Salads and sautes are not the first things you will think about when you hear the word succulents. In fact, food will be the farthest from your mind. All you’ll probably think about is draining soil, terra cotta pots, pebbles, fertilizers, and propagation. Food is not synonymous with succulents, unfortunately, in this side of the world. But in farther south, where President Donald Trump plans to build his wall, succulent are delicious additions to their dinner fare.
Ever wonder how succulents taste like? Want to try how edible and healthy these are? Here are the top five edible succulents that you can turn into delicious salads, soups, and main courses:
If you have ever looked at an old Western movie and wondered what those ubiquitous plants in the background are called, that’s the Saguaro. But this is more than just a desert decoration. The night-blooming white flowers, which are the state flower of Arizona, produce greenish-pink fruits whose bright red pulp and black seeds have a sweet and nutty flavor. Tribes from Arizona and the Mexican people have used the Saguaro to make sweet jams, syrups, and ceremonial wines.
Rich in fiber, vitamin C, and B12, Saguaro can be chopped and turned into salads or biscuits.
Also called the “nopales” in Mexico and the many Mexican restaurants scattered all over the country, the Opuntia has a flavor similar to green beans though with a slightly chewy texture. It produces a fruit called tuna in Mexico but known as the prickly pear stateside, tastes like a mix of bubblegum and watermelon. The flat oval leaves of the Opuntia can be chopped and made into salads, soups, salsa, and tacos while the fruit can be peeled and sliced and eaten raw or juiced.
The leaves are rich in fiber and calcium, and it’s just 23 calories per cup. The fruit is high in vitamin C.
Also known as sedums, Stonecrops have up to 600 species of plants. The leaves have a peppery and mildly bitter flavor that’s perfect for salads and stir-fry. If you want to eat these, make sure to take them in moderation because large quantities can upset the stomach. They are best used for stir-fry. The red-flowering sedum leaves, stems, and tubers are safe to eat raw while the yellow-flowering sedums need to be cooked because of a mild toxicity.
Stonecrops can relieve coughs and can lower blood pressure. It is also known for being applied to burns, cuts, hemorrhoids, and eczema.

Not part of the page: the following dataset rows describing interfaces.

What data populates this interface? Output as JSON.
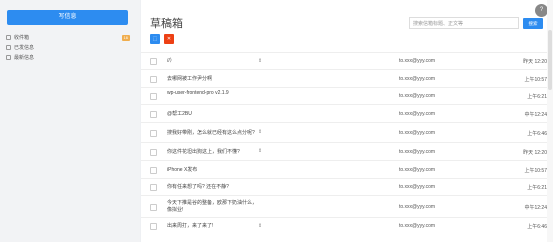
{
  "sidebar": {
    "compose_label": "写信息",
    "items": [
      {
        "label": "收件箱",
        "badge": "16"
      },
      {
        "label": "已发信息",
        "badge": ""
      },
      {
        "label": "最新信息",
        "badge": ""
      }
    ]
  },
  "header": {
    "title": "草稿箱",
    "avatar_letter": "?",
    "search_placeholder": "搜索信箱标题、正文等",
    "search_button": "搜索"
  },
  "actions": {
    "first_label": "⬚",
    "second_label": "✕"
  },
  "emails": [
    {
      "subject": "//）",
      "has_arrow": true,
      "recipient": "to.xxx@yyy.com",
      "time": "昨天 12:20"
    },
    {
      "subject": "去哪网被工作尹分啊",
      "has_arrow": false,
      "recipient": "to.xxx@yyy.com",
      "time": "上午10:57"
    },
    {
      "subject": "wp-user-frontend-pro v2.1.9",
      "has_arrow": false,
      "recipient": "to.xxx@yyy.com",
      "time": "上午6:21"
    },
    {
      "subject": "@帮工2BU",
      "has_arrow": false,
      "recipient": "to.xxx@yyy.com",
      "time": "中午12:24"
    },
    {
      "subject": "搜我好带刚，怎么就已经有这么点分呢?",
      "has_arrow": true,
      "recipient": "to.xxx@yyy.com",
      "time": "上午6:46"
    },
    {
      "subject": "你这件花坦出狗这上，我们不懂?",
      "has_arrow": true,
      "recipient": "to.xxx@yyy.com",
      "time": "昨天 12:20"
    },
    {
      "subject": "iPhone X发布",
      "has_arrow": false,
      "recipient": "to.xxx@yyy.com",
      "time": "上午10:57"
    },
    {
      "subject": "你有任来想了吗? 还在不静?",
      "has_arrow": false,
      "recipient": "to.xxx@yyy.com",
      "time": "上午6:21"
    },
    {
      "subject": "今天下推是谷的整备，欧那下奶油什么，像拟业!",
      "has_arrow": false,
      "recipient": "to.xxx@yyy.com",
      "time": "中午12:24"
    },
    {
      "subject": "出来周打，来了来了!",
      "has_arrow": true,
      "recipient": "to.xxx@yyy.com",
      "time": "上午6:46"
    }
  ]
}
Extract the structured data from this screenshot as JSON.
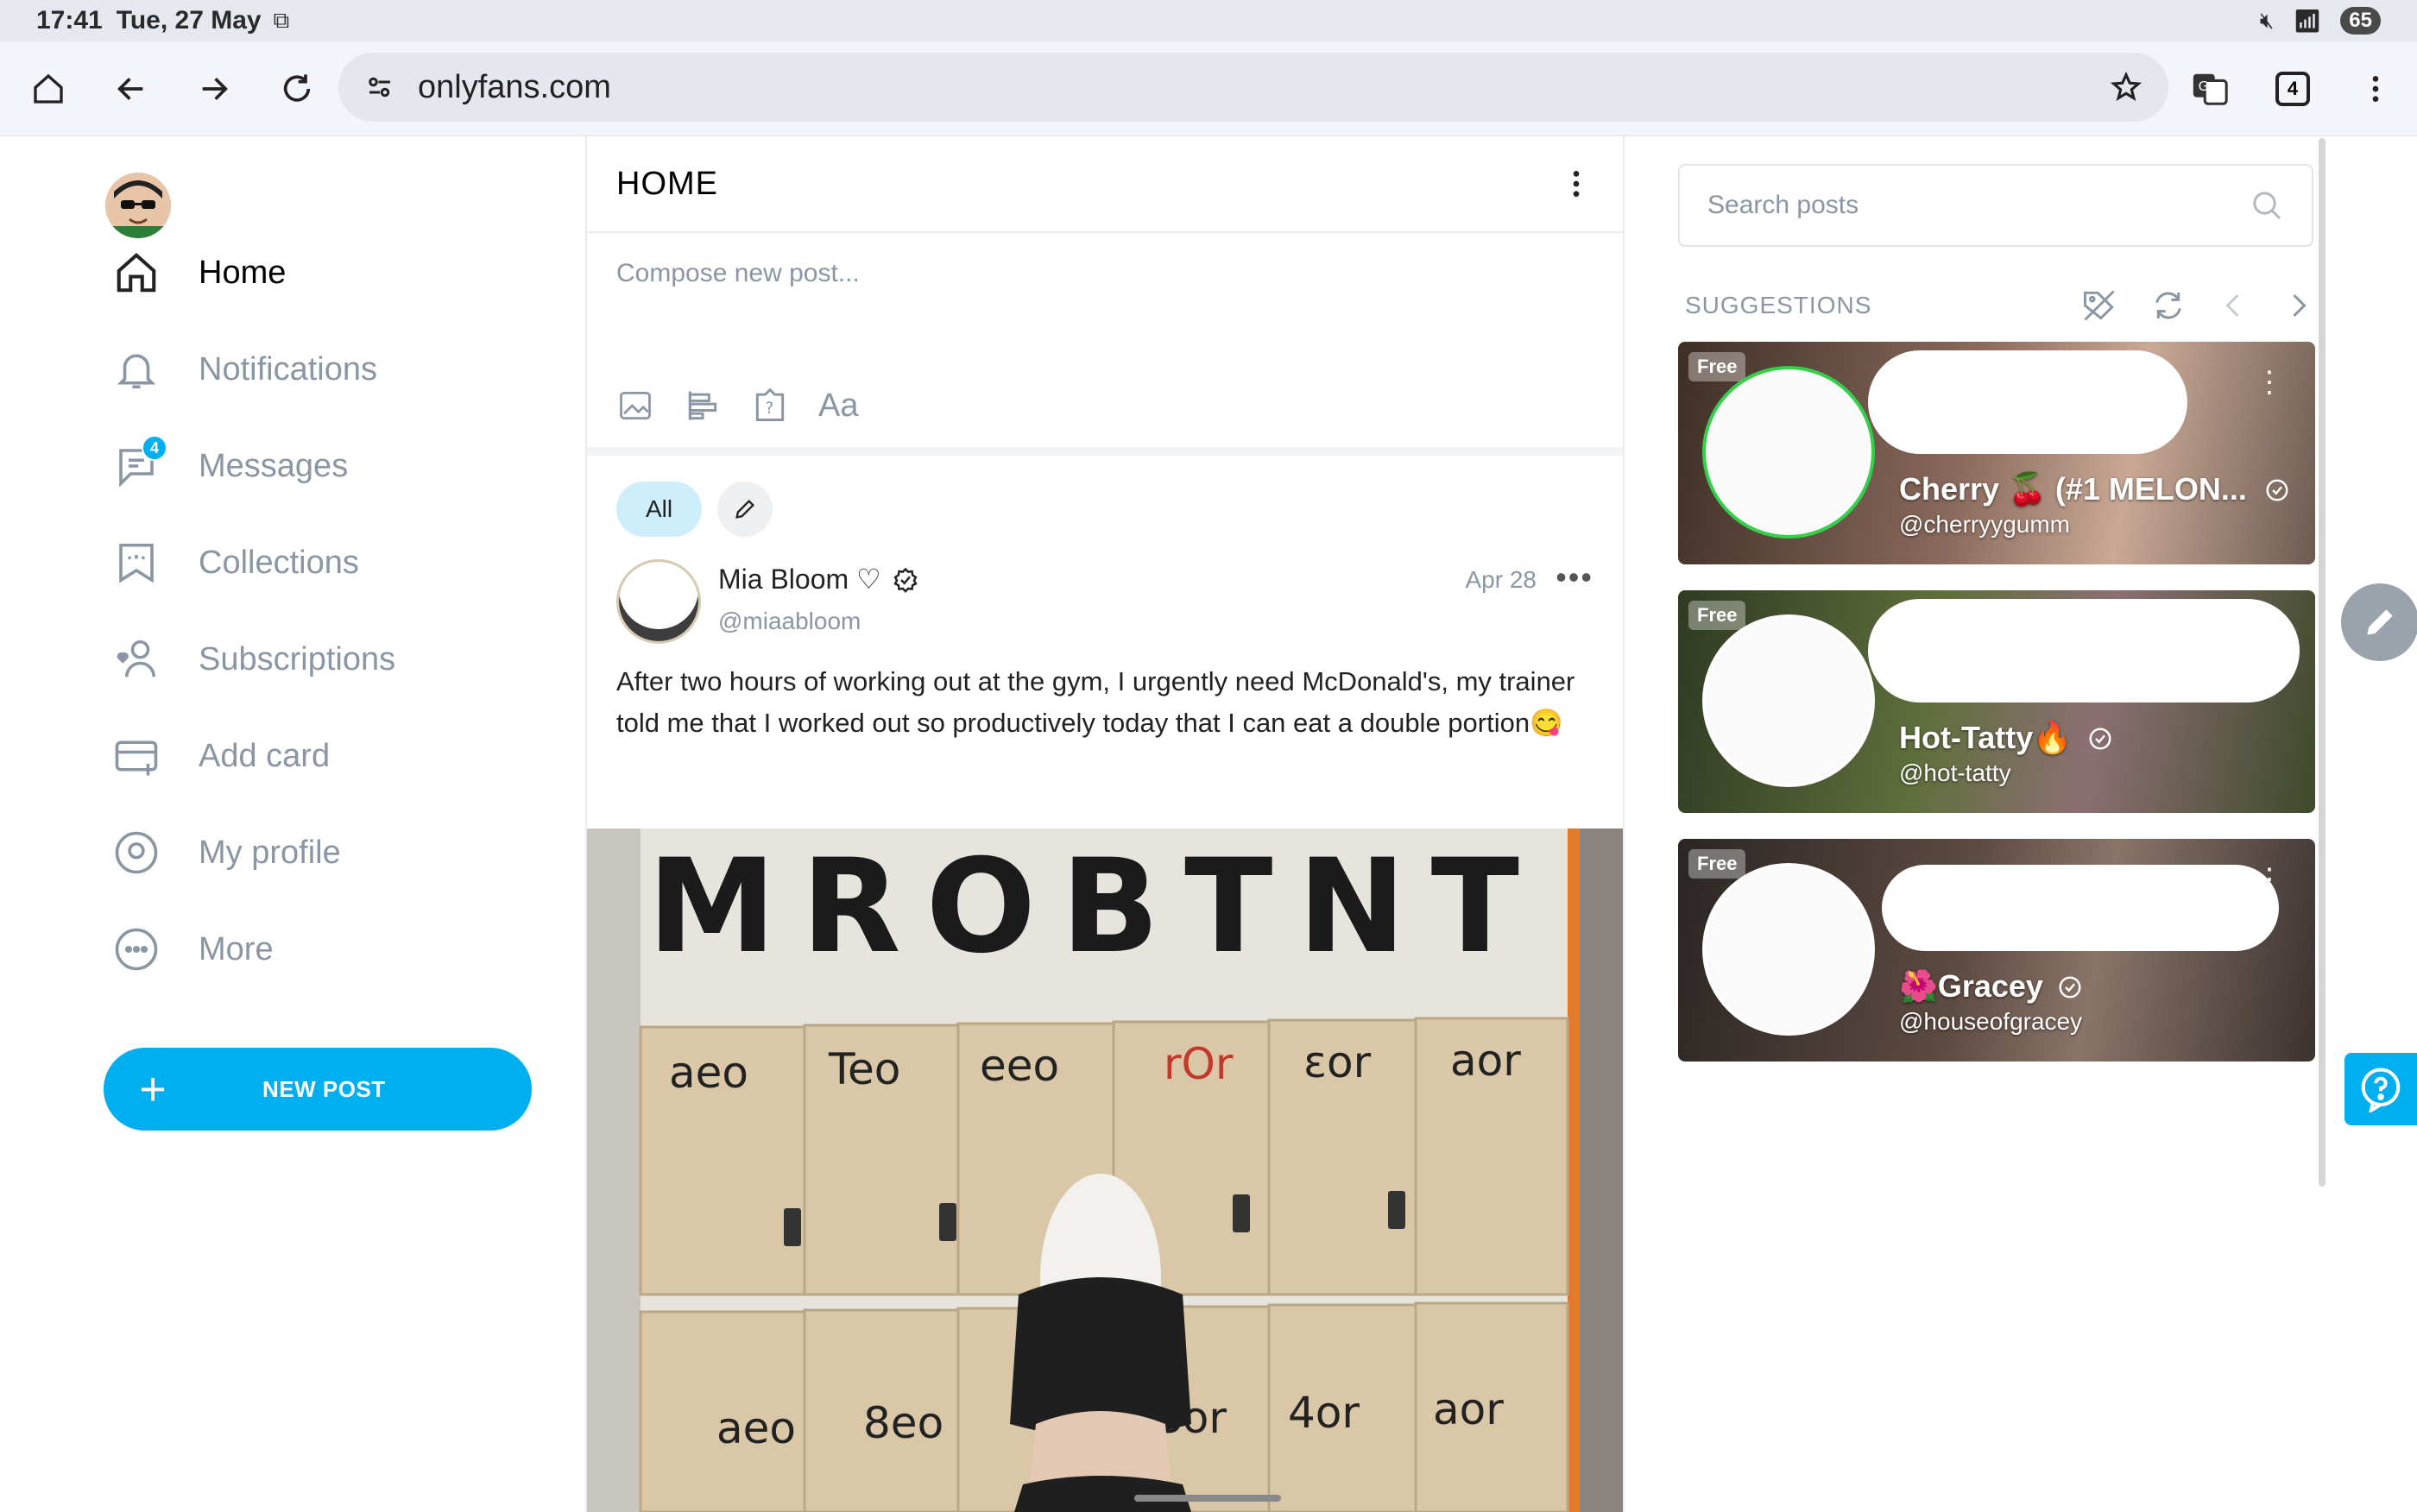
{
  "status": {
    "time": "17:41",
    "date": "Tue, 27 May",
    "battery": "65"
  },
  "browser": {
    "url": "onlyfans.com",
    "tab_count": "4"
  },
  "nav": {
    "items": [
      {
        "label": "Home"
      },
      {
        "label": "Notifications"
      },
      {
        "label": "Messages",
        "badge": "4"
      },
      {
        "label": "Collections"
      },
      {
        "label": "Subscriptions"
      },
      {
        "label": "Add card"
      },
      {
        "label": "My profile"
      },
      {
        "label": "More"
      }
    ],
    "new_post": "NEW POST"
  },
  "feed": {
    "title": "HOME",
    "compose_placeholder": "Compose new post...",
    "compose_font_tool": "Aa",
    "filter_all": "All",
    "post": {
      "name": "Mia Bloom ♡",
      "handle": "@miaabloom",
      "date": "Apr 28",
      "text": "After two hours of working out at the gym, I urgently need McDonald's, my trainer told me that I worked out so productively today that I can eat a double portion😋",
      "image_sign": "MROBTNT",
      "locker_numbers": [
        "aeo",
        "Teo",
        "eeo",
        "rOr",
        "εor",
        "aor",
        "aeo",
        "8eo",
        "Sor",
        "4or",
        "aor"
      ]
    }
  },
  "sidebar": {
    "search_placeholder": "Search posts",
    "suggestions_title": "SUGGESTIONS",
    "cards": [
      {
        "free": "Free",
        "name": "Cherry 🍒 (#1 MELON...",
        "handle": "@cherryygumm"
      },
      {
        "free": "Free",
        "name": "Hot-Tatty🔥",
        "handle": "@hot-tatty"
      },
      {
        "free": "Free",
        "name": "🌺Gracey",
        "handle": "@houseofgracey"
      }
    ]
  },
  "colors": {
    "accent": "#00aff0",
    "muted": "#8a96a3"
  }
}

4. Sea Beans
Scientifically called the Salicornia, Sea Beans grow on salt marshes and sandy beaches. Over the last years, they have grown popular among gourmet chefs. The flavor is similar to asparagus, so you can either eat it raw or pan-fry it. If you want to mellow out the intense sea salt flavor, you can blanch it in hot water.
Sea Beans are high in protein, iron, calcium, and iodine.
5. Dragon Fruit
Who knew Dragon Fruit came from a cactus? These fruits come from a night-blooming cactus known as the queen of the night. Their appearance may be striking but the flavor is very mild, almost like a bland melon. To eat it, you can scoop out the pulp and turn it into a smoothie or shake.
The Dragon Fruit is low in calories and packs protein, fiber, vitamin C, iron, and calcium.